Records drawn from a dataset
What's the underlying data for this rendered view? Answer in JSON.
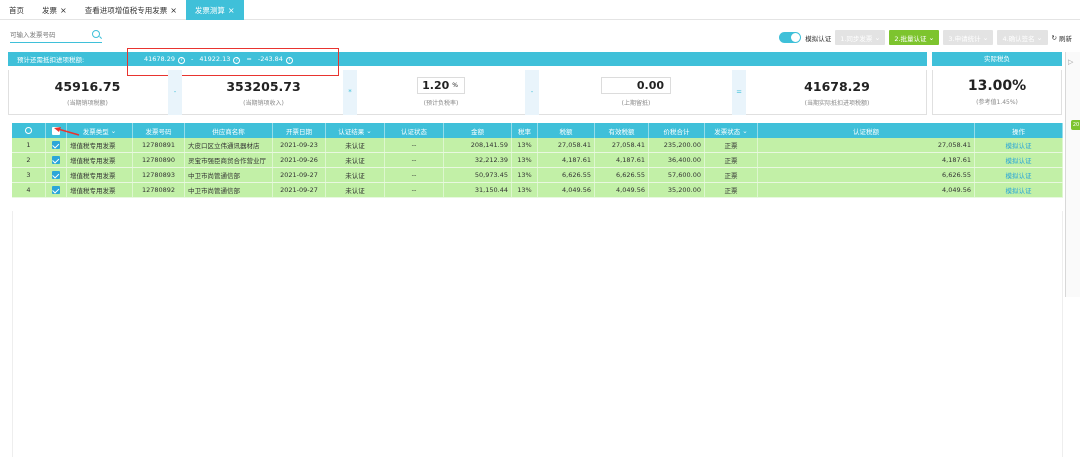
{
  "tabs": [
    {
      "label": "首页",
      "closable": false,
      "active": false
    },
    {
      "label": "发票",
      "closable": true,
      "active": false
    },
    {
      "label": "查看进项增值税专用发票",
      "closable": true,
      "active": false
    },
    {
      "label": "发票测算",
      "closable": true,
      "active": true
    }
  ],
  "search": {
    "placeholder": "可输入发票号码"
  },
  "toolbar": {
    "simulate_label": "模拟认证",
    "btn1": "1.同步发票",
    "btn2": "2.批量认证",
    "btn3": "3.申请统计",
    "btn4": "4.确认签名",
    "refresh": "刷新"
  },
  "summary": {
    "label": "预计还需抵扣进项税额:",
    "a": "41678.29",
    "minus": "-",
    "b": "41922.13",
    "eq": "=",
    "result": "-243.84",
    "actual_tax_label": "实际税负"
  },
  "metrics": {
    "m1_value": "45916.75",
    "m1_label": "(当期销项税额)",
    "m2_value": "353205.73",
    "m2_label": "(当期销项收入)",
    "m3_value": "1.20",
    "m3_unit": "%",
    "m3_label": "(预计负税率)",
    "m4_value": "0.00",
    "m4_label": "(上期留抵)",
    "m5_value": "41678.29",
    "m5_label": "(当期实际抵扣进项税额)",
    "tax_value": "13.00%",
    "tax_label": "(参考值1.45%)",
    "op1": "-",
    "op2": "*",
    "op3": "-",
    "op4": "="
  },
  "table": {
    "headers": {
      "type": "发票类型",
      "number": "发票号码",
      "supplier": "供应商名称",
      "date": "开票日期",
      "cert_result": "认证结果",
      "cert_status": "认证状态",
      "amount": "金额",
      "rate": "税率",
      "tax": "税额",
      "valid_tax": "有效税额",
      "total": "价税合计",
      "invoice_status": "发票状态",
      "cert_tax": "认证税额",
      "action": "操作"
    },
    "rows": [
      {
        "idx": "1",
        "type": "增值税专用发票",
        "number": "12780891",
        "supplier": "大皮口区立伟通讯器材店",
        "date": "2021-09-23",
        "cert_result": "未认证",
        "cert_status": "--",
        "amount": "208,141.59",
        "rate": "13%",
        "tax": "27,058.41",
        "valid_tax": "27,058.41",
        "total": "235,200.00",
        "invoice_status": "正票",
        "cert_tax": "27,058.41",
        "action": "模拟认证"
      },
      {
        "idx": "2",
        "type": "增值税专用发票",
        "number": "12780890",
        "supplier": "灵宝市强臣商贸合作营业厅",
        "date": "2021-09-26",
        "cert_result": "未认证",
        "cert_status": "--",
        "amount": "32,212.39",
        "rate": "13%",
        "tax": "4,187.61",
        "valid_tax": "4,187.61",
        "total": "36,400.00",
        "invoice_status": "正票",
        "cert_tax": "4,187.61",
        "action": "模拟认证"
      },
      {
        "idx": "3",
        "type": "增值税专用发票",
        "number": "12780893",
        "supplier": "中卫市尚管通信部",
        "date": "2021-09-27",
        "cert_result": "未认证",
        "cert_status": "--",
        "amount": "50,973.45",
        "rate": "13%",
        "tax": "6,626.55",
        "valid_tax": "6,626.55",
        "total": "57,600.00",
        "invoice_status": "正票",
        "cert_tax": "6,626.55",
        "action": "模拟认证"
      },
      {
        "idx": "4",
        "type": "增值税专用发票",
        "number": "12780892",
        "supplier": "中卫市尚管通信部",
        "date": "2021-09-27",
        "cert_result": "未认证",
        "cert_status": "--",
        "amount": "31,150.44",
        "rate": "13%",
        "tax": "4,049.56",
        "valid_tax": "4,049.56",
        "total": "35,200.00",
        "invoice_status": "正票",
        "cert_tax": "4,049.56",
        "action": "模拟认证"
      }
    ]
  },
  "side_badge": "20",
  "colors": {
    "accent": "#3fc0d9",
    "row_bg": "#c2f0a7",
    "primary_btn": "#7dc42e",
    "highlight": "#e8342f"
  }
}
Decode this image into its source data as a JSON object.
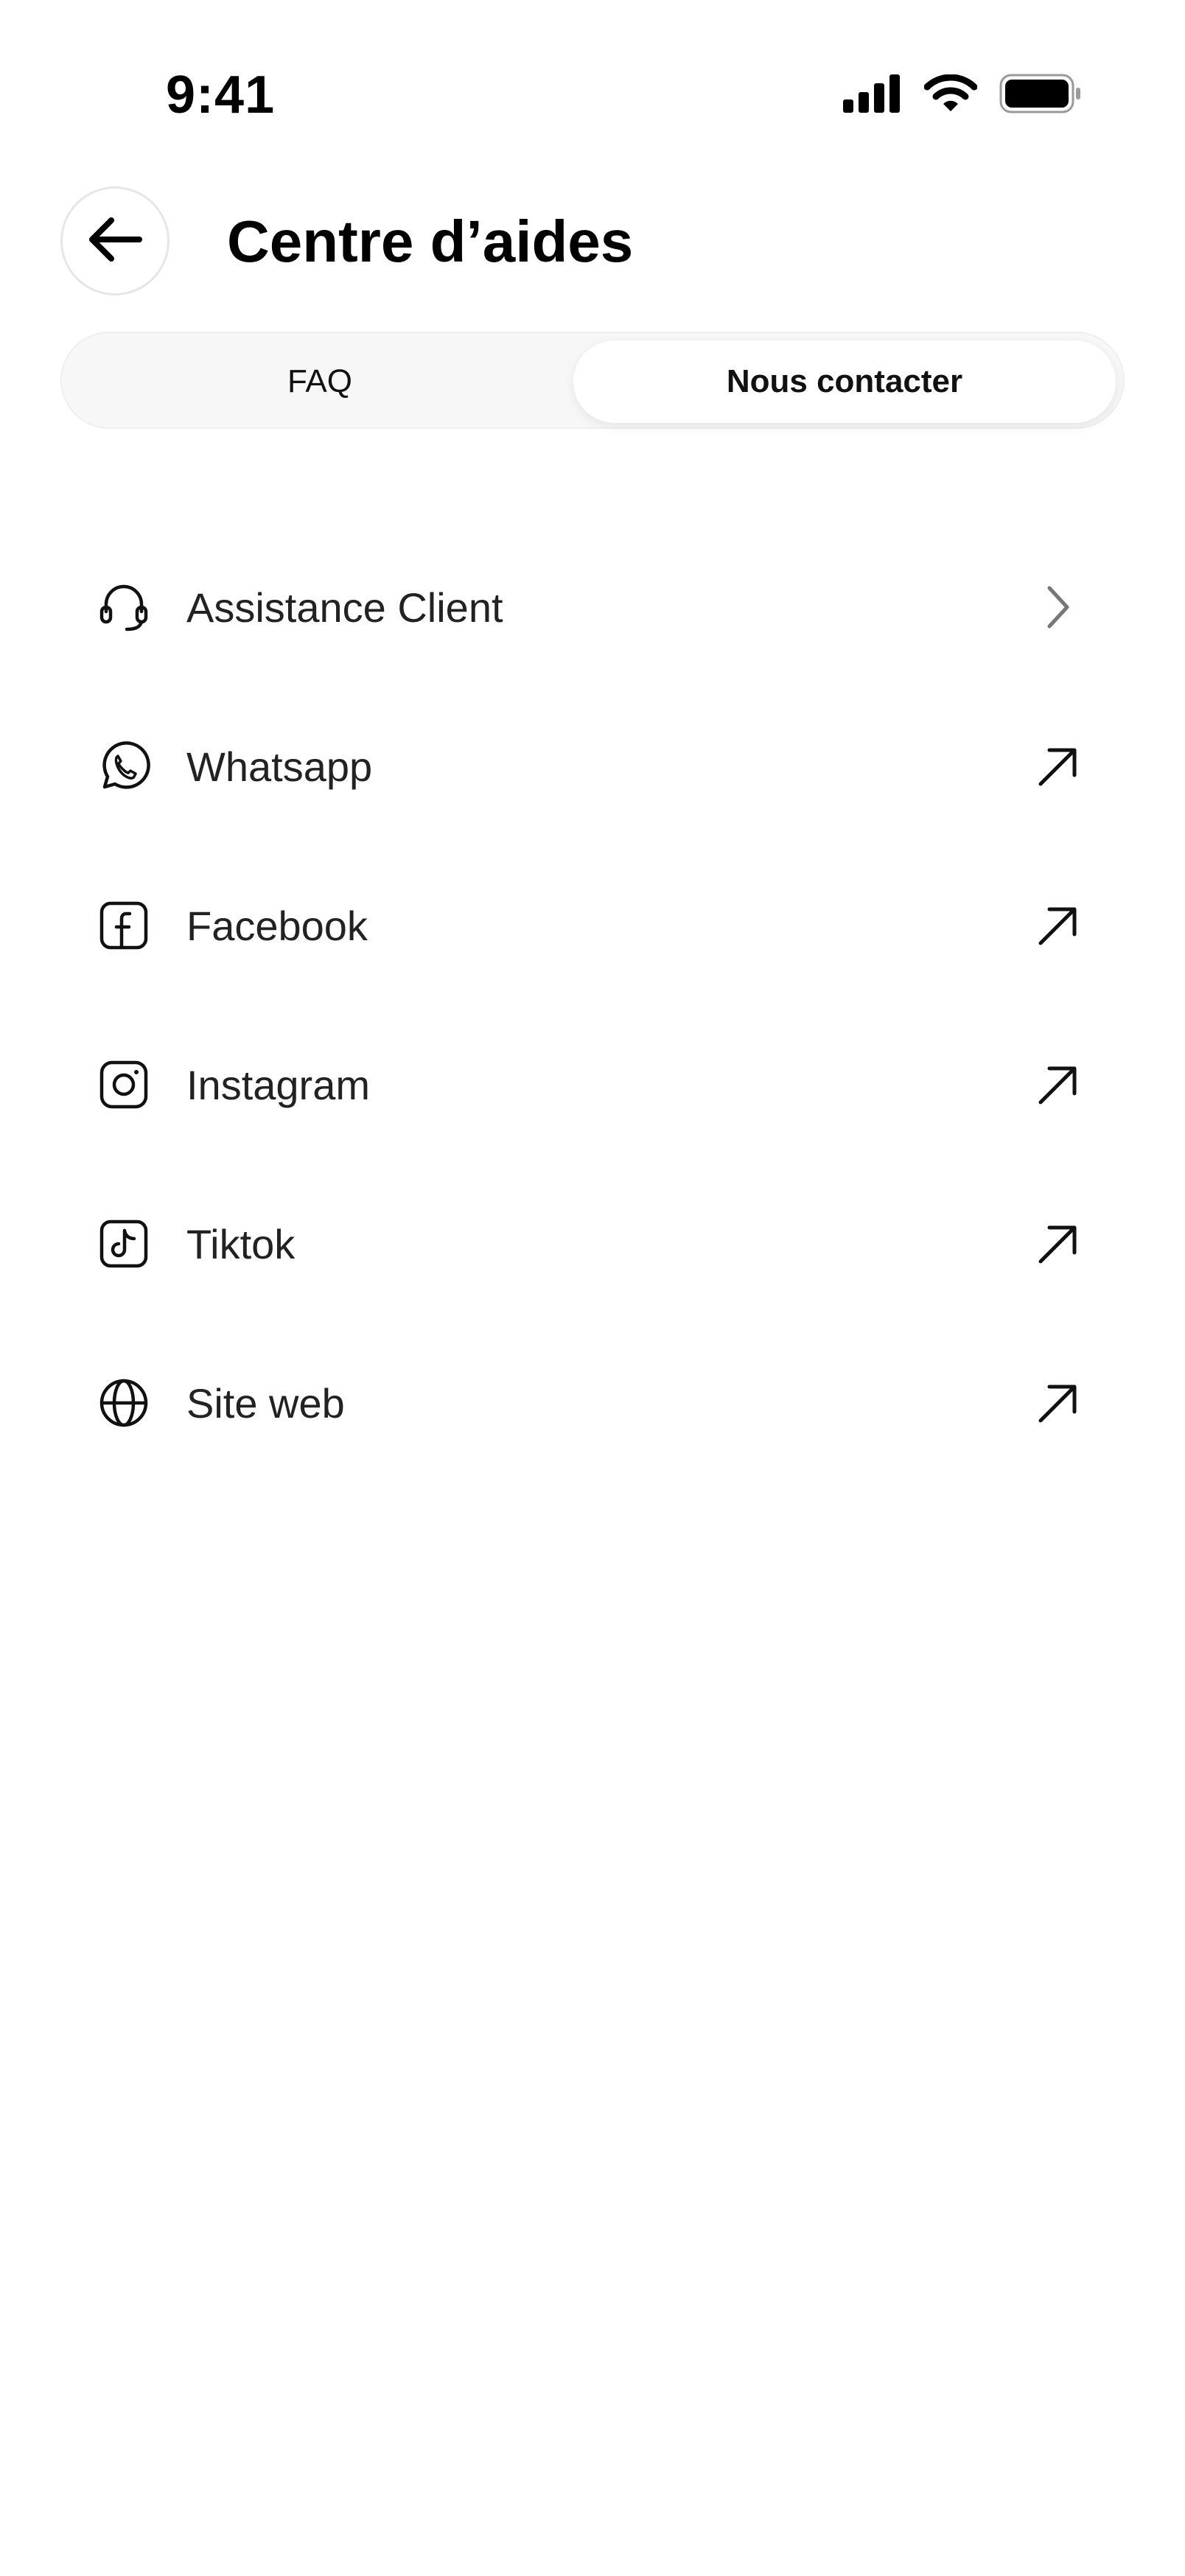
{
  "status_bar": {
    "time": "9:41",
    "icons": [
      "cellular-signal-icon",
      "wifi-icon",
      "battery-icon"
    ]
  },
  "header": {
    "back_icon": "arrow-left-icon",
    "title": "Centre d’aides"
  },
  "tabs": [
    {
      "label": "FAQ",
      "selected": false
    },
    {
      "label": "Nous contacter",
      "selected": true
    }
  ],
  "contact_items": [
    {
      "label": "Assistance Client",
      "icon": "headset-icon",
      "trailing": "chevron-right-icon"
    },
    {
      "label": "Whatsapp",
      "icon": "whatsapp-icon",
      "trailing": "arrow-up-right-icon"
    },
    {
      "label": "Facebook",
      "icon": "facebook-icon",
      "trailing": "arrow-up-right-icon"
    },
    {
      "label": "Instagram",
      "icon": "instagram-icon",
      "trailing": "arrow-up-right-icon"
    },
    {
      "label": "Tiktok",
      "icon": "tiktok-icon",
      "trailing": "arrow-up-right-icon"
    },
    {
      "label": "Site web",
      "icon": "globe-icon",
      "trailing": "arrow-up-right-icon"
    }
  ],
  "colors": {
    "background": "#ffffff",
    "text": "#222222",
    "tab_track": "#f7f7f7",
    "chevron": "#777777"
  }
}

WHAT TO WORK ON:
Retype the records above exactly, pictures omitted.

RESULT OF THIS EXERCISE:
What's the underlying data for this rendered view? Answer in JSON.
{
  "tabs": [
    {
      "label": "首页",
      "closable": false,
      "active": false
    },
    {
      "label": "发票",
      "closable": true,
      "active": false
    },
    {
      "label": "查看进项增值税专用发票",
      "closable": true,
      "active": false
    },
    {
      "label": "发票测算",
      "closable": true,
      "active": true
    }
  ],
  "search": {
    "placeholder": "可输入发票号码"
  },
  "toolbar": {
    "simulate_label": "模拟认证",
    "btn1": "1.同步发票",
    "btn2": "2.批量认证",
    "btn3": "3.申请统计",
    "btn4": "4.确认签名",
    "refresh": "刷新"
  },
  "summary": {
    "label": "预计还需抵扣进项税额:",
    "a": "41678.29",
    "minus": "-",
    "b": "41922.13",
    "eq": "=",
    "result": "-243.84",
    "actual_tax_label": "实际税负"
  },
  "metrics": {
    "m1_value": "45916.75",
    "m1_label": "(当期销项税额)",
    "m2_value": "353205.73",
    "m2_label": "(当期销项收入)",
    "m3_value": "1.20",
    "m3_unit": "%",
    "m3_label": "(预计负税率)",
    "m4_value": "0.00",
    "m4_label": "(上期留抵)",
    "m5_value": "41678.29",
    "m5_label": "(当期实际抵扣进项税额)",
    "tax_value": "13.00%",
    "tax_label": "(参考值1.45%)",
    "op1": "-",
    "op2": "*",
    "op3": "-",
    "op4": "="
  },
  "table": {
    "headers": {
      "type": "发票类型",
      "number": "发票号码",
      "supplier": "供应商名称",
      "date": "开票日期",
      "cert_result": "认证结果",
      "cert_status": "认证状态",
      "amount": "金额",
      "rate": "税率",
      "tax": "税额",
      "valid_tax": "有效税额",
      "total": "价税合计",
      "invoice_status": "发票状态",
      "cert_tax": "认证税额",
      "action": "操作"
    },
    "rows": [
      {
        "idx": "1",
        "type": "增值税专用发票",
        "number": "12780891",
        "supplier": "大皮口区立伟通讯器材店",
        "date": "2021-09-23",
        "cert_result": "未认证",
        "cert_status": "--",
        "amount": "208,141.59",
        "rate": "13%",
        "tax": "27,058.41",
        "valid_tax": "27,058.41",
        "total": "235,200.00",
        "invoice_status": "正票",
        "cert_tax": "27,058.41",
        "action": "模拟认证"
      },
      {
        "idx": "2",
        "type": "增值税专用发票",
        "number": "12780890",
        "supplier": "灵宝市强臣商贸合作营业厅",
        "date": "2021-09-26",
        "cert_result": "未认证",
        "cert_status": "--",
        "amount": "32,212.39",
        "rate": "13%",
        "tax": "4,187.61",
        "valid_tax": "4,187.61",
        "total": "36,400.00",
        "invoice_status": "正票",
        "cert_tax": "4,187.61",
        "action": "模拟认证"
      },
      {
        "idx": "3",
        "type": "增值税专用发票",
        "number": "12780893",
        "supplier": "中卫市尚管通信部",
        "date": "2021-09-27",
        "cert_result": "未认证",
        "cert_status": "--",
        "amount": "50,973.45",
        "rate": "13%",
        "tax": "6,626.55",
        "valid_tax": "6,626.55",
        "total": "57,600.00",
        "invoice_status": "正票",
        "cert_tax": "6,626.55",
        "action": "模拟认证"
      },
      {
        "idx": "4",
        "type": "增值税专用发票",
        "number": "12780892",
        "supplier": "中卫市尚管通信部",
        "date": "2021-09-27",
        "cert_result": "未认证",
        "cert_status": "--",
        "amount": "31,150.44",
        "rate": "13%",
        "tax": "4,049.56",
        "valid_tax": "4,049.56",
        "total": "35,200.00",
        "invoice_status": "正票",
        "cert_tax": "4,049.56",
        "action": "模拟认证"
      }
    ]
  },
  "side_badge": "20",
  "colors": {
    "accent": "#3fc0d9",
    "row_bg": "#c2f0a7",
    "primary_btn": "#7dc42e",
    "highlight": "#e8342f"
  }
}
Decode this image into its source data as a JSON object.
{
  "status_bar": {
    "time": "9:41",
    "icons": [
      "cellular-signal-icon",
      "wifi-icon",
      "battery-icon"
    ]
  },
  "header": {
    "back_icon": "arrow-left-icon",
    "title": "Centre d’aides"
  },
  "tabs": [
    {
      "label": "FAQ",
      "selected": false
    },
    {
      "label": "Nous contacter",
      "selected": true
    }
  ],
  "contact_items": [
    {
      "label": "Assistance Client",
      "icon": "headset-icon",
      "trailing": "chevron-right-icon"
    },
    {
      "label": "Whatsapp",
      "icon": "whatsapp-icon",
      "trailing": "arrow-up-right-icon"
    },
    {
      "label": "Facebook",
      "icon": "facebook-icon",
      "trailing": "arrow-up-right-icon"
    },
    {
      "label": "Instagram",
      "icon": "instagram-icon",
      "trailing": "arrow-up-right-icon"
    },
    {
      "label": "Tiktok",
      "icon": "tiktok-icon",
      "trailing": "arrow-up-right-icon"
    },
    {
      "label": "Site web",
      "icon": "globe-icon",
      "trailing": "arrow-up-right-icon"
    }
  ],
  "colors": {
    "background": "#ffffff",
    "text": "#222222",
    "tab_track": "#f7f7f7",
    "chevron": "#777777"
  }
}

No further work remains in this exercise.